◆ REQUIRED ACTION
Give back every entry below, exactly as written.

◆ RECORDED INFORMATION
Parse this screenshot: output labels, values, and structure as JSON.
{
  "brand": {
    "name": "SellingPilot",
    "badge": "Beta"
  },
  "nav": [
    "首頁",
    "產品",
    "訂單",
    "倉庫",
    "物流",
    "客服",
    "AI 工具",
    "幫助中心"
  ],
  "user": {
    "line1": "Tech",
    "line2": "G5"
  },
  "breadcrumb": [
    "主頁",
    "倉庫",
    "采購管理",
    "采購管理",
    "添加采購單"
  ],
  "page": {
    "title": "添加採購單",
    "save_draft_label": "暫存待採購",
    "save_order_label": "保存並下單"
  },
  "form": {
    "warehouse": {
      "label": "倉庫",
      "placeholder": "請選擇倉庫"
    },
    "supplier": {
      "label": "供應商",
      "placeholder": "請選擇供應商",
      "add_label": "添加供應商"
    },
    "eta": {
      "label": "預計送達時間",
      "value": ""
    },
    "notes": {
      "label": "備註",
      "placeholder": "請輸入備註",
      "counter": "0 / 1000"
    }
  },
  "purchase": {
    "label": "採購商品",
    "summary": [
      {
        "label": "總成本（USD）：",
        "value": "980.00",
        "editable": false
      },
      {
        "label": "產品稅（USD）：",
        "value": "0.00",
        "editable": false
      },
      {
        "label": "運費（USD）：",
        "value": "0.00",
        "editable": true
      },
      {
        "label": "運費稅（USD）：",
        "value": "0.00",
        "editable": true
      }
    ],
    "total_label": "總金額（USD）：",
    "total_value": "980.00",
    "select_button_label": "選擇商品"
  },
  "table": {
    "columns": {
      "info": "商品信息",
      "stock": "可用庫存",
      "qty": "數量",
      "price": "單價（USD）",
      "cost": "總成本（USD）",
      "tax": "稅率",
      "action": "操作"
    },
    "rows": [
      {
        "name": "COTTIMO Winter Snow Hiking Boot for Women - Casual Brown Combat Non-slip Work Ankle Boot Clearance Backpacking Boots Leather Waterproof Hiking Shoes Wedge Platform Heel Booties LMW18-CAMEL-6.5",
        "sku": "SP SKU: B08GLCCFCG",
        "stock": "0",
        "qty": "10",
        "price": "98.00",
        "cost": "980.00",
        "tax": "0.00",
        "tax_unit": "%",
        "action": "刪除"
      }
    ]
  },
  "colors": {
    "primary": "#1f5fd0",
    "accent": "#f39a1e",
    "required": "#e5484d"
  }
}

◆ RESULT
Parse this screenshot: output labels, values, and structure as JSON.
{
  "brand": {
    "name": "SellingPilot",
    "badge": "Beta"
  },
  "nav": [
    "首頁",
    "產品",
    "訂單",
    "倉庫",
    "物流",
    "客服",
    "AI 工具",
    "幫助中心"
  ],
  "user": {
    "line1": "Tech",
    "line2": "G5"
  },
  "breadcrumb": [
    "主頁",
    "倉庫",
    "采購管理",
    "采購管理",
    "添加采購單"
  ],
  "page": {
    "title": "添加採購單",
    "save_draft_label": "暫存待採購",
    "save_order_label": "保存並下單"
  },
  "form": {
    "warehouse": {
      "label": "倉庫",
      "placeholder": "請選擇倉庫"
    },
    "supplier": {
      "label": "供應商",
      "placeholder": "請選擇供應商",
      "add_label": "添加供應商"
    },
    "eta": {
      "label": "預計送達時間",
      "value": ""
    },
    "notes": {
      "label": "備註",
      "placeholder": "請輸入備註",
      "counter": "0 / 1000"
    }
  },
  "purchase": {
    "label": "採購商品",
    "summary": [
      {
        "label": "總成本（USD）：",
        "value": "980.00",
        "editable": false
      },
      {
        "label": "產品稅（USD）：",
        "value": "0.00",
        "editable": false
      },
      {
        "label": "運費（USD）：",
        "value": "0.00",
        "editable": true
      },
      {
        "label": "運費稅（USD）：",
        "value": "0.00",
        "editable": true
      }
    ],
    "total_label": "總金額（USD）：",
    "total_value": "980.00",
    "select_button_label": "選擇商品"
  },
  "table": {
    "columns": {
      "info": "商品信息",
      "stock": "可用庫存",
      "qty": "數量",
      "price": "單價（USD）",
      "cost": "總成本（USD）",
      "tax": "稅率",
      "action": "操作"
    },
    "rows": [
      {
        "name": "COTTIMO Winter Snow Hiking Boot for Women - Casual Brown Combat Non-slip Work Ankle Boot Clearance Backpacking Boots Leather Waterproof Hiking Shoes Wedge Platform Heel Booties LMW18-CAMEL-6.5",
        "sku": "SP SKU: B08GLCCFCG",
        "stock": "0",
        "qty": "10",
        "price": "98.00",
        "cost": "980.00",
        "tax": "0.00",
        "tax_unit": "%",
        "action": "刪除"
      }
    ]
  },
  "colors": {
    "primary": "#1f5fd0",
    "accent": "#f39a1e",
    "required": "#e5484d"
  }
}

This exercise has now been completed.